# Directions for this task:
In your copy, reproduce each entry exactly and include no picture.

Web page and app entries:
* * * * * * *
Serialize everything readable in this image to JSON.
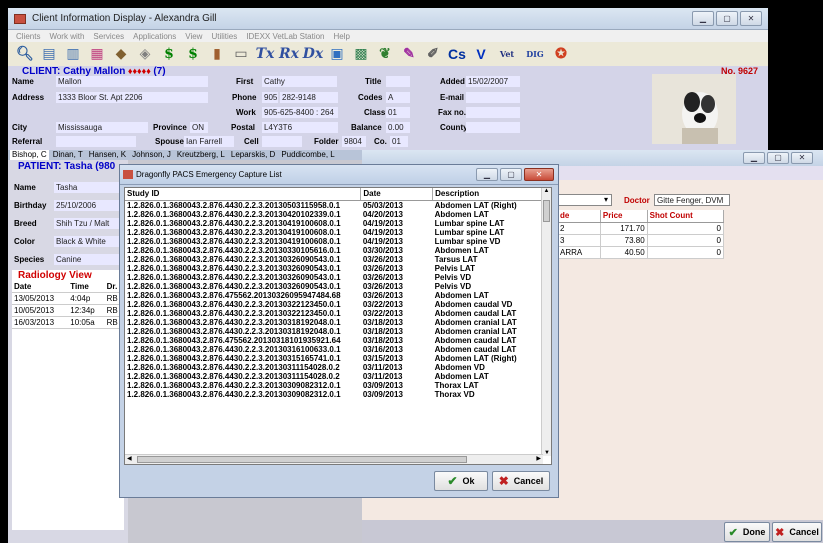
{
  "main_window": {
    "title": "Client Information Display - Alexandra Gill",
    "menu": [
      "Clients",
      "Work with",
      "Services",
      "Applications",
      "View",
      "Utilities",
      "IDEXX VetLab Station",
      "Help"
    ]
  },
  "client": {
    "header": "CLIENT: Cathy Mallon",
    "stars": "♦♦♦♦♦",
    "count": "(7)",
    "number": "No. 9627",
    "name_label": "Name",
    "name": "Mallon",
    "address_label": "Address",
    "address": "1333 Bloor St. Apt 2206",
    "city_label": "City",
    "city": "Mississauga",
    "province_label": "Province",
    "province": "ON",
    "referral_label": "Referral",
    "spouse_label": "Spouse",
    "spouse": "Ian Farrell",
    "first_label": "First",
    "first": "Cathy",
    "phone_label": "Phone",
    "phone_area": "905",
    "phone": "282-9148",
    "work_label": "Work",
    "work": "905-625-8400 : 264",
    "postal_label": "Postal",
    "postal": "L4Y3T6",
    "cell_label": "Cell",
    "folder_label": "Folder",
    "folder": "9804",
    "co_label": "Co.",
    "co": "01",
    "title_label": "Title",
    "codes_label": "Codes",
    "codes": "A",
    "class_label": "Class",
    "class": "01",
    "balance_label": "Balance",
    "balance": "0.00",
    "added_label": "Added",
    "added": "15/02/2007",
    "email_label": "E-mail",
    "fax_label": "Fax no.",
    "county_label": "County"
  },
  "tabs": [
    "Bishop, C",
    "Dinan, T",
    "Hansen, K",
    "Johnson, J",
    "Kreutzberg, L",
    "Leparskis, D",
    "Puddicombe, L"
  ],
  "patient": {
    "header": "PATIENT: Tasha (980",
    "name_label": "Name",
    "name": "Tasha",
    "birthday_label": "Birthday",
    "birthday": "25/10/2006",
    "breed_label": "Breed",
    "breed": "Shih Tzu / Malt",
    "color_label": "Color",
    "color": "Black & White",
    "species_label": "Species",
    "species": "Canine"
  },
  "radiology": {
    "title": "Radiology View",
    "headers": [
      "Date",
      "Time",
      "Dr."
    ],
    "rows": [
      [
        "13/05/2013",
        "4:04p",
        "RB"
      ],
      [
        "10/05/2013",
        "12:34p",
        "RB"
      ],
      [
        "16/03/2013",
        "10:05a",
        "RB"
      ]
    ]
  },
  "right_panel": {
    "doctor_label": "Doctor",
    "doctor": "Gitte Fenger, DVM",
    "headers": [
      "de",
      "Price",
      "Shot Count"
    ],
    "rows": [
      [
        "2",
        "171.70",
        "0"
      ],
      [
        "3",
        "73.80",
        "0"
      ],
      [
        "ARRA",
        "40.50",
        "0"
      ]
    ],
    "done": "Done",
    "cancel": "Cancel"
  },
  "dialog": {
    "title": "Dragonfly PACS Emergency Capture List",
    "headers": [
      "Study ID",
      "Date",
      "Description"
    ],
    "rows": [
      [
        "1.2.826.0.1.3680043.2.876.4430.2.2.3.20130503115958.0.1",
        "05/03/2013",
        "Abdomen LAT (Right)"
      ],
      [
        "1.2.826.0.1.3680043.2.876.4430.2.2.3.20130420102339.0.1",
        "04/20/2013",
        "Abdomen LAT"
      ],
      [
        "1.2.826.0.1.3680043.2.876.4430.2.2.3.20130419100608.0.1",
        "04/19/2013",
        "Lumbar spine LAT"
      ],
      [
        "1.2.826.0.1.3680043.2.876.4430.2.2.3.20130419100608.0.1",
        "04/19/2013",
        "Lumbar spine LAT"
      ],
      [
        "1.2.826.0.1.3680043.2.876.4430.2.2.3.20130419100608.0.1",
        "04/19/2013",
        "Lumbar spine VD"
      ],
      [
        "1.2.826.0.1.3680043.2.876.4430.2.2.3.20130330105616.0.1",
        "03/30/2013",
        "Abdomen LAT"
      ],
      [
        "1.2.826.0.1.3680043.2.876.4430.2.2.3.20130326090543.0.1",
        "03/26/2013",
        "Tarsus LAT"
      ],
      [
        "1.2.826.0.1.3680043.2.876.4430.2.2.3.20130326090543.0.1",
        "03/26/2013",
        "Pelvis LAT"
      ],
      [
        "1.2.826.0.1.3680043.2.876.4430.2.2.3.20130326090543.0.1",
        "03/26/2013",
        "Pelvis VD"
      ],
      [
        "1.2.826.0.1.3680043.2.876.4430.2.2.3.20130326090543.0.1",
        "03/26/2013",
        "Pelvis VD"
      ],
      [
        "1.2.826.0.1.3680043.2.876.475562.20130326095947484.68",
        "03/26/2013",
        "Abdomen LAT"
      ],
      [
        "1.2.826.0.1.3680043.2.876.4430.2.2.3.20130322123450.0.1",
        "03/22/2013",
        "Abdomen caudal VD"
      ],
      [
        "1.2.826.0.1.3680043.2.876.4430.2.2.3.20130322123450.0.1",
        "03/22/2013",
        "Abdomen caudal LAT"
      ],
      [
        "1.2.826.0.1.3680043.2.876.4430.2.2.3.20130318192048.0.1",
        "03/18/2013",
        "Abdomen cranial LAT"
      ],
      [
        "1.2.826.0.1.3680043.2.876.4430.2.2.3.20130318192048.0.1",
        "03/18/2013",
        "Abdomen cranial LAT"
      ],
      [
        "1.2.826.0.1.3680043.2.876.475562.20130318101935921.64",
        "03/18/2013",
        "Abdomen caudal LAT"
      ],
      [
        "1.2.826.0.1.3680043.2.876.4430.2.2.3.20130316100633.0.1",
        "03/16/2013",
        "Abdomen caudal LAT"
      ],
      [
        "1.2.826.0.1.3680043.2.876.4430.2.2.3.20130315165741.0.1",
        "03/15/2013",
        "Abdomen LAT (Right)"
      ],
      [
        "1.2.826.0.1.3680043.2.876.4430.2.2.3.20130311154028.0.2",
        "03/11/2013",
        "Abdomen VD"
      ],
      [
        "1.2.826.0.1.3680043.2.876.4430.2.2.3.20130311154028.0.2",
        "03/11/2013",
        "Abdomen LAT"
      ],
      [
        "1.2.826.0.1.3680043.2.876.4430.2.2.3.20130309082312.0.1",
        "03/09/2013",
        "Thorax LAT"
      ],
      [
        "1.2.826.0.1.3680043.2.876.4430.2.2.3.20130309082312.0.1",
        "03/09/2013",
        "Thorax VD"
      ]
    ],
    "ok": "Ok",
    "cancel": "Cancel"
  },
  "colors": {
    "accent": "#0000c8",
    "field_bg": "#e8e8ff",
    "close_red": "#c84a38"
  }
}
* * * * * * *
# Answer to the exercise:
Serialize everything readable in this image to JSON.
{
  "main_window": {
    "title": "Client Information Display - Alexandra Gill",
    "menu": [
      "Clients",
      "Work with",
      "Services",
      "Applications",
      "View",
      "Utilities",
      "IDEXX VetLab Station",
      "Help"
    ]
  },
  "client": {
    "header": "CLIENT: Cathy Mallon",
    "stars": "♦♦♦♦♦",
    "count": "(7)",
    "number": "No. 9627",
    "name_label": "Name",
    "name": "Mallon",
    "address_label": "Address",
    "address": "1333 Bloor St. Apt 2206",
    "city_label": "City",
    "city": "Mississauga",
    "province_label": "Province",
    "province": "ON",
    "referral_label": "Referral",
    "spouse_label": "Spouse",
    "spouse": "Ian Farrell",
    "first_label": "First",
    "first": "Cathy",
    "phone_label": "Phone",
    "phone_area": "905",
    "phone": "282-9148",
    "work_label": "Work",
    "work": "905-625-8400 : 264",
    "postal_label": "Postal",
    "postal": "L4Y3T6",
    "cell_label": "Cell",
    "folder_label": "Folder",
    "folder": "9804",
    "co_label": "Co.",
    "co": "01",
    "title_label": "Title",
    "codes_label": "Codes",
    "codes": "A",
    "class_label": "Class",
    "class": "01",
    "balance_label": "Balance",
    "balance": "0.00",
    "added_label": "Added",
    "added": "15/02/2007",
    "email_label": "E-mail",
    "fax_label": "Fax no.",
    "county_label": "County"
  },
  "tabs": [
    "Bishop, C",
    "Dinan, T",
    "Hansen, K",
    "Johnson, J",
    "Kreutzberg, L",
    "Leparskis, D",
    "Puddicombe, L"
  ],
  "patient": {
    "header": "PATIENT: Tasha (980",
    "name_label": "Name",
    "name": "Tasha",
    "birthday_label": "Birthday",
    "birthday": "25/10/2006",
    "breed_label": "Breed",
    "breed": "Shih Tzu / Malt",
    "color_label": "Color",
    "color": "Black & White",
    "species_label": "Species",
    "species": "Canine"
  },
  "radiology": {
    "title": "Radiology View",
    "headers": [
      "Date",
      "Time",
      "Dr."
    ],
    "rows": [
      [
        "13/05/2013",
        "4:04p",
        "RB"
      ],
      [
        "10/05/2013",
        "12:34p",
        "RB"
      ],
      [
        "16/03/2013",
        "10:05a",
        "RB"
      ]
    ]
  },
  "right_panel": {
    "doctor_label": "Doctor",
    "doctor": "Gitte Fenger, DVM",
    "headers": [
      "de",
      "Price",
      "Shot Count"
    ],
    "rows": [
      [
        "2",
        "171.70",
        "0"
      ],
      [
        "3",
        "73.80",
        "0"
      ],
      [
        "ARRA",
        "40.50",
        "0"
      ]
    ],
    "done": "Done",
    "cancel": "Cancel"
  },
  "dialog": {
    "title": "Dragonfly PACS Emergency Capture List",
    "headers": [
      "Study ID",
      "Date",
      "Description"
    ],
    "rows": [
      [
        "1.2.826.0.1.3680043.2.876.4430.2.2.3.20130503115958.0.1",
        "05/03/2013",
        "Abdomen LAT (Right)"
      ],
      [
        "1.2.826.0.1.3680043.2.876.4430.2.2.3.20130420102339.0.1",
        "04/20/2013",
        "Abdomen LAT"
      ],
      [
        "1.2.826.0.1.3680043.2.876.4430.2.2.3.20130419100608.0.1",
        "04/19/2013",
        "Lumbar spine LAT"
      ],
      [
        "1.2.826.0.1.3680043.2.876.4430.2.2.3.20130419100608.0.1",
        "04/19/2013",
        "Lumbar spine LAT"
      ],
      [
        "1.2.826.0.1.3680043.2.876.4430.2.2.3.20130419100608.0.1",
        "04/19/2013",
        "Lumbar spine VD"
      ],
      [
        "1.2.826.0.1.3680043.2.876.4430.2.2.3.20130330105616.0.1",
        "03/30/2013",
        "Abdomen LAT"
      ],
      [
        "1.2.826.0.1.3680043.2.876.4430.2.2.3.20130326090543.0.1",
        "03/26/2013",
        "Tarsus LAT"
      ],
      [
        "1.2.826.0.1.3680043.2.876.4430.2.2.3.20130326090543.0.1",
        "03/26/2013",
        "Pelvis LAT"
      ],
      [
        "1.2.826.0.1.3680043.2.876.4430.2.2.3.20130326090543.0.1",
        "03/26/2013",
        "Pelvis VD"
      ],
      [
        "1.2.826.0.1.3680043.2.876.4430.2.2.3.20130326090543.0.1",
        "03/26/2013",
        "Pelvis VD"
      ],
      [
        "1.2.826.0.1.3680043.2.876.475562.20130326095947484.68",
        "03/26/2013",
        "Abdomen LAT"
      ],
      [
        "1.2.826.0.1.3680043.2.876.4430.2.2.3.20130322123450.0.1",
        "03/22/2013",
        "Abdomen caudal VD"
      ],
      [
        "1.2.826.0.1.3680043.2.876.4430.2.2.3.20130322123450.0.1",
        "03/22/2013",
        "Abdomen caudal LAT"
      ],
      [
        "1.2.826.0.1.3680043.2.876.4430.2.2.3.20130318192048.0.1",
        "03/18/2013",
        "Abdomen cranial LAT"
      ],
      [
        "1.2.826.0.1.3680043.2.876.4430.2.2.3.20130318192048.0.1",
        "03/18/2013",
        "Abdomen cranial LAT"
      ],
      [
        "1.2.826.0.1.3680043.2.876.475562.20130318101935921.64",
        "03/18/2013",
        "Abdomen caudal LAT"
      ],
      [
        "1.2.826.0.1.3680043.2.876.4430.2.2.3.20130316100633.0.1",
        "03/16/2013",
        "Abdomen caudal LAT"
      ],
      [
        "1.2.826.0.1.3680043.2.876.4430.2.2.3.20130315165741.0.1",
        "03/15/2013",
        "Abdomen LAT (Right)"
      ],
      [
        "1.2.826.0.1.3680043.2.876.4430.2.2.3.20130311154028.0.2",
        "03/11/2013",
        "Abdomen VD"
      ],
      [
        "1.2.826.0.1.3680043.2.876.4430.2.2.3.20130311154028.0.2",
        "03/11/2013",
        "Abdomen LAT"
      ],
      [
        "1.2.826.0.1.3680043.2.876.4430.2.2.3.20130309082312.0.1",
        "03/09/2013",
        "Thorax LAT"
      ],
      [
        "1.2.826.0.1.3680043.2.876.4430.2.2.3.20130309082312.0.1",
        "03/09/2013",
        "Thorax VD"
      ]
    ],
    "ok": "Ok",
    "cancel": "Cancel"
  },
  "colors": {
    "accent": "#0000c8",
    "field_bg": "#e8e8ff",
    "close_red": "#c84a38"
  }
}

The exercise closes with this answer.